If I wanted to pass something in a hurry, I could certainly drop it
down a cog or two, with a quick flick of the wrist back and forth on
the stubby gear lever. But I could also do the same in the auto mode,
and quicker, with the accelerator kick-down. After an initial play, I
left the transmission in automatic and enjoyed not having to play
gears, and looking to see what gear am I in now? The large central
speedometer does show numerically what ratio you are in at any time.
Brakes were excellent, as they should be from four
wheel discs (and ventilated at the front). The 17 inch five spoke
alloys on the test car also assist road manners, as well as looking
extra good too.
To sum up, a good looking car, well screwed
together, with exemplary road manners. A real “driver’s” car! If
you enjoy the art of driving, then you owe it to yourself to have a
look at Mazda3. At a smidgin over 1 million it is not bargain
basement, but I believe it is value for money.

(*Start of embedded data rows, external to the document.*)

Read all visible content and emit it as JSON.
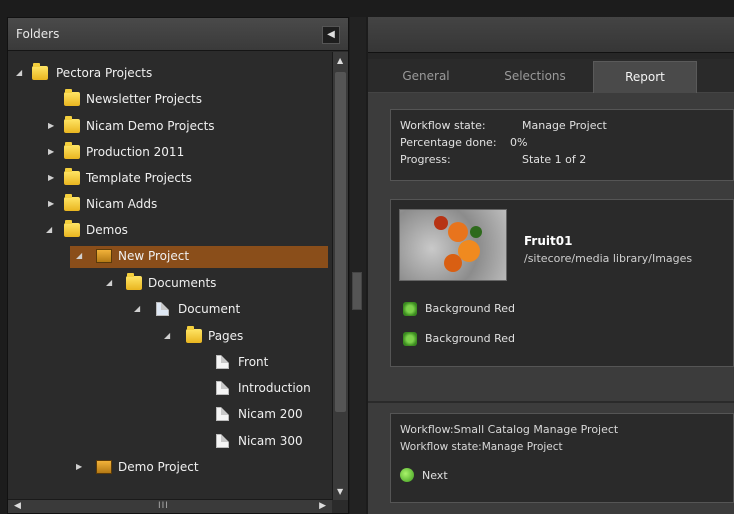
{
  "folders_panel": {
    "title": "Folders",
    "collapse_icon": "chevron-left-icon",
    "tree": [
      {
        "label": "Pectora Projects",
        "icon": "folder-icon",
        "arrow": "◢"
      },
      {
        "label": "Newsletter Projects",
        "icon": "folder-icon",
        "arrow": ""
      },
      {
        "label": "Nicam Demo Projects",
        "icon": "folder-icon",
        "arrow": "▶"
      },
      {
        "label": "Production 2011",
        "icon": "folder-icon",
        "arrow": "▶"
      },
      {
        "label": "Template Projects",
        "icon": "folder-icon",
        "arrow": "▶"
      },
      {
        "label": "Nicam Adds",
        "icon": "folder-icon",
        "arrow": "▶"
      },
      {
        "label": "Demos",
        "icon": "folder-icon",
        "arrow": "◢"
      },
      {
        "label": "New Project",
        "icon": "project-icon",
        "arrow": "◢",
        "selected": true
      },
      {
        "label": "Documents",
        "icon": "folder-icon",
        "arrow": "◢"
      },
      {
        "label": "Document",
        "icon": "document-icon",
        "arrow": "◢"
      },
      {
        "label": "Pages",
        "icon": "folder-icon",
        "arrow": "◢"
      },
      {
        "label": "Front",
        "icon": "page-icon",
        "arrow": ""
      },
      {
        "label": "Introduction",
        "icon": "page-icon",
        "arrow": ""
      },
      {
        "label": "Nicam 200",
        "icon": "page-icon",
        "arrow": ""
      },
      {
        "label": "Nicam 300",
        "icon": "page-icon",
        "arrow": ""
      },
      {
        "label": "Demo Project",
        "icon": "project-icon",
        "arrow": "▶"
      }
    ],
    "hscroll_grip": "III"
  },
  "tabs": [
    {
      "label": "General"
    },
    {
      "label": "Selections"
    },
    {
      "label": "Report",
      "active": true
    }
  ],
  "report": {
    "workflow_state_label": "Workflow state:",
    "workflow_state_value": "Manage Project",
    "percentage_label": "Percentage done:",
    "percentage_value": "0%",
    "progress_label": "Progress:",
    "progress_value": "State 1 of 2"
  },
  "media": {
    "name": "Fruit01",
    "path": "/sitecore/media library/Images",
    "actions": [
      {
        "label": "Background Red",
        "icon": "recycle-icon"
      },
      {
        "label": "Background Red",
        "icon": "recycle-icon"
      }
    ]
  },
  "workflow": {
    "line1": "Workflow:Small Catalog Manage Project",
    "line2": "Workflow state:Manage Project",
    "next_label": "Next",
    "next_icon": "next-arrow-icon"
  },
  "colors": {
    "selected_row": "#8a4e1a",
    "panel_bg": "#2b2b2b",
    "accent_folder": "#e9b520"
  }
}
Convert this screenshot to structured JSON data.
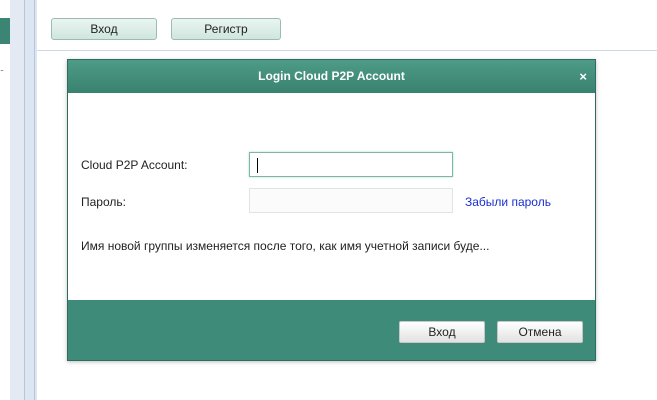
{
  "sidebar": {
    "ellipsis": "..",
    "accent_color": "#3b8574"
  },
  "toolbar": {
    "login_label": "Вход",
    "register_label": "Регистр"
  },
  "dialog": {
    "title": "Login Cloud P2P Account",
    "close_glyph": "×",
    "account_label": "Cloud P2P Account:",
    "account_value": "",
    "password_label": "Пароль:",
    "password_value": "",
    "forgot_link": "Забыли пароль",
    "note": "Имя новой группы изменяется после того, как имя учетной записи буде...",
    "ok_label": "Вход",
    "cancel_label": "Отмена",
    "header_color": "#4a9683",
    "footer_color": "#3f8b79"
  }
}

It is only slightly
more expensive than the 2 litre Honda Civic, the new 2 litre Lancer or
the top of the line Toyota Corolla Altis 1.8. And there the
comparisons end. Give me the Mazda3.
Of all the motor cars I have personally owned (and
I gave up counting at 100), three stood out as being cars that offered
immediate pleasure and lasting satisfaction every time I got behind
the wheel. One was a Porsche 911, and the other two were from Mazda.
The first was an RX 7 ‘buzz-saw’ that never missed a beat for the
three years I owned it and the second was an MX5 which still ranks as
one of the world’s greatest ‘fun’ cars. I am quite sure that the
Mazda3 could make that three from Mazda. Would I buy one? I would
certainly consider it. This car is that good.
The test car was supplied by Holiday Car Rental, Pattaya Second
Road, (telephone 038 426 203) and will be the first Mazda3 available
in the rental car business in Thailand. I would like to thank Holiday
Car Rental, as they made it much easier for me to get my hands on this
vehicle to test it properly, rather than wait for my name to come up
in Mazda’s PR computer. As regular readers will know, I do not
believe in writing up road tests on vehicles driven round the block
from the local dealership! I do receive plenty of offers for these
‘mini’ drives. I decline every one of them.